Peter Sjølander, chief executive of Helly Hansen, said that the company was about to end another buoyant year, whose results might attract takeover bids as early as next year.
However, the Norwegian company insisted that it was not starting an auction and that it would gladly continue to build up its track record before any sale in the coming years.
The response came after a manager at Altor, the private equity fund that bought Helly Hansen in 2006, told the Norwegian newspaper Dagens Næringsliv (DN) last week that he would be seeking at least 2 billion Norwegian kroner (€259.0m-$337.8m) for the company, based on its current performance.

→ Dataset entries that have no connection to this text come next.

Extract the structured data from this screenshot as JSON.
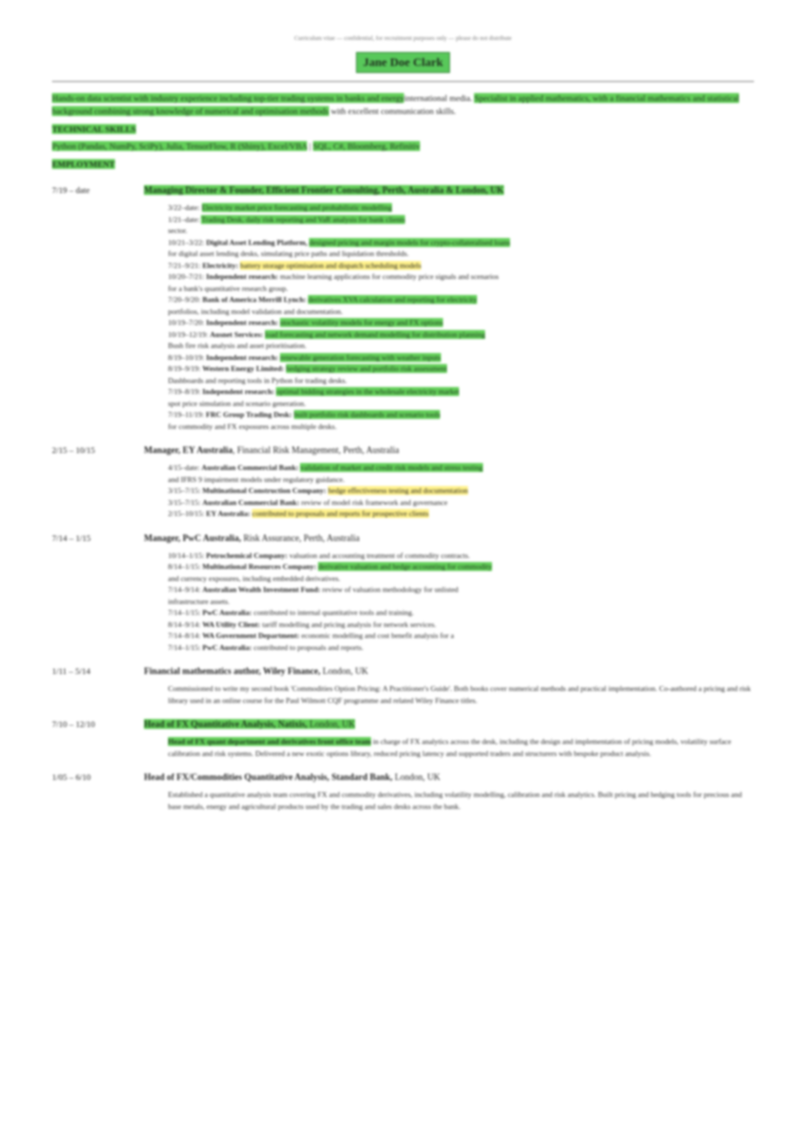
{
  "doc": {
    "top_note": "Curriculum vitae — confidential, for recruitment purposes only — please do not distribute",
    "name": "Jane Doe Clark",
    "summary": [
      {
        "t": "Hands-on data scientist with industry experience including top-tier trading systems in banks and energy",
        "h": "g"
      },
      {
        "t": "international media. ",
        "h": ""
      },
      {
        "t": "Specialist in applied mathematics, with a financial mathematics and statistical background",
        "h": "g"
      },
      {
        "t": " combining strong knowledge of numerical and optimisation methods",
        "h": "g"
      },
      {
        "t": " with excellent communication skills.",
        "h": ""
      }
    ],
    "skills_heading": "TECHNICAL SKILLS",
    "skills_line": [
      {
        "t": "Python (Pandas, NumPy, SciPy), Julia, TensorFlow, R (Shiny), Excel/VBA",
        "h": "g"
      },
      {
        "t": "  |  ",
        "h": ""
      },
      {
        "t": "SQL, C#, Bloomberg, Refinitiv",
        "h": "g"
      }
    ],
    "employment_heading": "EMPLOYMENT",
    "jobs": [
      {
        "date": "7/19 – date",
        "title": [
          {
            "t": "Managing Director & Founder, Efficient Frontier Consulting, Perth, Australia & London, UK",
            "h": "g",
            "b": true
          }
        ],
        "lines": [
          [
            {
              "t": "3/22–date: ",
              "h": ""
            },
            {
              "t": "Electricity market price forecasting and probabilistic modelling",
              "h": "g"
            }
          ],
          [
            {
              "t": "1/21–date: ",
              "h": ""
            },
            {
              "t": "Trading Desk, daily risk reporting and VaR analysis for bank clients",
              "h": "g"
            }
          ],
          [
            {
              "t": "sector.",
              "h": ""
            }
          ],
          [
            {
              "t": "10/21–3/22: ",
              "h": ""
            },
            {
              "t": "Digital Asset Lending Platform, ",
              "h": "",
              "b": true
            },
            {
              "t": "designed pricing and margin models for crypto-collateralised loans",
              "h": "g"
            }
          ],
          [
            {
              "t": "for digital asset lending desks, simulating price paths and liquidation thresholds.",
              "h": ""
            }
          ],
          [
            {
              "t": "7/21–9/21: ",
              "h": ""
            },
            {
              "t": "Electricity: ",
              "h": "",
              "b": true
            },
            {
              "t": "battery storage optimisation and dispatch scheduling models",
              "h": "y"
            }
          ],
          [
            {
              "t": "10/20–7/21: ",
              "h": ""
            },
            {
              "t": "Independent research: ",
              "h": "",
              "b": true
            },
            {
              "t": "machine learning applications for commodity price signals and scenarios",
              "h": ""
            }
          ],
          [
            {
              "t": "for a bank's quantitative research group.",
              "h": ""
            }
          ],
          [
            {
              "t": "7/20–9/20: ",
              "h": ""
            },
            {
              "t": "Bank of America Merrill Lynch: ",
              "h": "",
              "b": true
            },
            {
              "t": "derivatives XVA calculation and reporting for electricity",
              "h": "g"
            }
          ],
          [
            {
              "t": "portfolios, including model validation and documentation.",
              "h": ""
            }
          ],
          [
            {
              "t": "10/19–7/20: ",
              "h": ""
            },
            {
              "t": "Independent research: ",
              "h": "",
              "b": true
            },
            {
              "t": "stochastic volatility models for energy and FX options",
              "h": "g"
            }
          ],
          [
            {
              "t": "10/19–12/19: ",
              "h": ""
            },
            {
              "t": "Ausnet Services: ",
              "h": "",
              "b": true
            },
            {
              "t": "load forecasting and network demand modelling for distribution planning",
              "h": "g"
            }
          ],
          [
            {
              "t": "Bush fire risk analysis and asset prioritisation.",
              "h": ""
            }
          ],
          [
            {
              "t": "8/19–10/19: ",
              "h": ""
            },
            {
              "t": "Independent research: ",
              "h": "",
              "b": true
            },
            {
              "t": "renewable generation forecasting with weather inputs",
              "h": "g"
            }
          ],
          [
            {
              "t": "8/19–9/19: ",
              "h": ""
            },
            {
              "t": "Western Energy Limited: ",
              "h": "",
              "b": true
            },
            {
              "t": "hedging strategy review and portfolio risk assessment",
              "h": "g"
            }
          ],
          [
            {
              "t": "Dashboards and reporting tools in Python for trading desks.",
              "h": ""
            }
          ],
          [
            {
              "t": "7/19–8/19: ",
              "h": ""
            },
            {
              "t": "Independent research: ",
              "h": "",
              "b": true
            },
            {
              "t": "optimal bidding strategies in the wholesale electricity market",
              "h": "g"
            }
          ],
          [
            {
              "t": "spot price simulation and scenario generation.",
              "h": ""
            }
          ],
          [
            {
              "t": "7/19–11/19: ",
              "h": ""
            },
            {
              "t": "FRC Group Trading Desk: ",
              "h": "",
              "b": true
            },
            {
              "t": "built portfolio risk dashboards and scenario tools",
              "h": "g"
            }
          ],
          [
            {
              "t": "for commodity and FX exposures across multiple desks.",
              "h": ""
            }
          ]
        ]
      },
      {
        "date": "2/15 – 10/15",
        "title": [
          {
            "t": "Manager, ",
            "h": "",
            "b": true
          },
          {
            "t": "EY ",
            "h": "",
            "b": true
          },
          {
            "t": "Australia",
            "h": "",
            "b": true
          },
          {
            "t": ", Financial Risk Management, Perth, Australia",
            "h": ""
          }
        ],
        "lines": [
          [
            {
              "t": "4/15–date: ",
              "h": ""
            },
            {
              "t": "Australian Commercial Bank: ",
              "h": "",
              "b": true
            },
            {
              "t": "validation of market and credit risk models and stress testing",
              "h": "g"
            }
          ],
          [
            {
              "t": "and IFRS 9 impairment models under regulatory guidance.",
              "h": ""
            }
          ],
          [
            {
              "t": "3/15–7/15: ",
              "h": ""
            },
            {
              "t": "Multinational Construction Company: ",
              "h": "",
              "b": true
            },
            {
              "t": "hedge effectiveness testing and documentation",
              "h": "y"
            }
          ],
          [
            {
              "t": "3/15–7/15: ",
              "h": ""
            },
            {
              "t": "Australian Commercial Bank: ",
              "h": "",
              "b": true
            },
            {
              "t": "review of model risk framework and governance",
              "h": ""
            }
          ],
          [
            {
              "t": "2/15–10/15: ",
              "h": ""
            },
            {
              "t": "EY Australia: ",
              "h": "",
              "b": true
            },
            {
              "t": "contributed to proposals and reports for prospective clients",
              "h": "y"
            }
          ]
        ]
      },
      {
        "date": "7/14 – 1/15",
        "title": [
          {
            "t": "Manager, PwC Australia, ",
            "h": "",
            "b": true
          },
          {
            "t": "Risk Assurance, Perth, Australia",
            "h": ""
          }
        ],
        "lines": [
          [
            {
              "t": "10/14–1/15: ",
              "h": ""
            },
            {
              "t": "Petrochemical Company: ",
              "h": "",
              "b": true
            },
            {
              "t": "valuation and accounting treatment of commodity contracts.",
              "h": ""
            }
          ],
          [
            {
              "t": "8/14–1/15: ",
              "h": ""
            },
            {
              "t": "Multinational Resources Company: ",
              "h": "",
              "b": true
            },
            {
              "t": "derivative valuation and hedge accounting for commodity",
              "h": "g"
            }
          ],
          [
            {
              "t": "and currency exposures, including embedded derivatives.",
              "h": ""
            }
          ],
          [
            {
              "t": "7/14–9/14: ",
              "h": ""
            },
            {
              "t": "Australian Wealth Investment Fund: ",
              "h": "",
              "b": true
            },
            {
              "t": "review of valuation methodology for unlisted",
              "h": ""
            }
          ],
          [
            {
              "t": "infrastructure assets.",
              "h": ""
            }
          ],
          [
            {
              "t": "7/14–1/15: ",
              "h": ""
            },
            {
              "t": "PwC Australia: ",
              "h": "",
              "b": true
            },
            {
              "t": "contributed to internal quantitative tools and training.",
              "h": ""
            }
          ],
          [
            {
              "t": "8/14–9/14: ",
              "h": ""
            },
            {
              "t": "WA Utility Client: ",
              "h": "",
              "b": true
            },
            {
              "t": "tariff modelling and pricing analysis for network services.",
              "h": ""
            }
          ],
          [
            {
              "t": "7/14–8/14: ",
              "h": ""
            },
            {
              "t": "WA Government Department: ",
              "h": "",
              "b": true
            },
            {
              "t": "economic modelling and cost benefit analysis for a",
              "h": ""
            }
          ],
          [
            {
              "t": "7/14–1/15: ",
              "h": ""
            },
            {
              "t": "PwC Australia: ",
              "h": "",
              "b": true
            },
            {
              "t": "contributed to proposals and reports.",
              "h": ""
            }
          ]
        ]
      },
      {
        "date": "1/11 – 5/14",
        "title": [
          {
            "t": "Financial mathematics author, Wiley Finance, ",
            "h": "",
            "b": true
          },
          {
            "t": "London, UK",
            "h": ""
          }
        ],
        "para": "Commissioned to write my second book 'Commodities Option Pricing: A Practitioner's Guide'. Both books cover numerical methods and practical implementation. Co-authored a pricing and risk library used in an online course for the Paul Wilmott CQF programme and related Wiley Finance titles.",
        "para_hl": ""
      },
      {
        "date": "7/10 – 12/10",
        "title": [
          {
            "t": "Head of FX Quantitative Analysis, Natixis, ",
            "h": "g",
            "b": true
          },
          {
            "t": "London, UK",
            "h": "g"
          }
        ],
        "para_hl": "Head of FX quant department and derivatives front office team",
        "para": " in charge of FX analytics across the desk, including the design and implementation of pricing models, volatility surface calibration and risk systems. Delivered a new exotic options library, reduced pricing latency and supported traders and structurers with bespoke product analysis."
      },
      {
        "date": "1/05 – 6/10",
        "title": [
          {
            "t": "Head of FX/Commodities Quantitative Analysis, Standard Bank, ",
            "h": "",
            "b": true
          },
          {
            "t": "London, UK",
            "h": ""
          }
        ],
        "para_hl": "",
        "para": "Established a quantitative analysis team covering FX and commodity derivatives, including volatility modelling, calibration and risk analytics. Built pricing and hedging tools for precious and base metals, energy and agricultural products used by the trading and sales desks across the bank."
      }
    ]
  }
}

Altor reportedly bought Helly Hansen at a price of about NOK 800 million (€103.6m-$135.1m), but DN said that the acquisition price was already reimbursed by the sale of HH Pro, Helly Hansen's unit for survival and personal protection suits: It was spun off earlier this year and sold to Montagu, a private equity firm, at a reported price of NOK 800 million – roughly the same as the buying price for all of Helly Hansen five years earlier. HH Pro reaped sales of NOK 250 million (€32.4m-$42.2m) in 2010, out of a turnover of NOK 1,656 billion (€214.4m-$279.7m) for the entire group.
The company said it was on track to reach a pro forma sales increase in the range of 20 percent in constant currencies this year. Its orders for the spring have jumped by more than 15 percent and orders for the second half of 2012 are buoyant so far, in spite of the warm weather and economic turmoil in Europe. Apart from its growing sales, Helly Hansen has returned to healthy profits under its new ownership and management. It expects to reap Ebitda of about NOK 150 million (€19.4m-$25.3m) for 2011 and, based on the current situation, is confident of reaching Ebitda of more than NOK 200 million (€25.9m-$33.8m) next year. A more detailed report will follow a few weeks from now.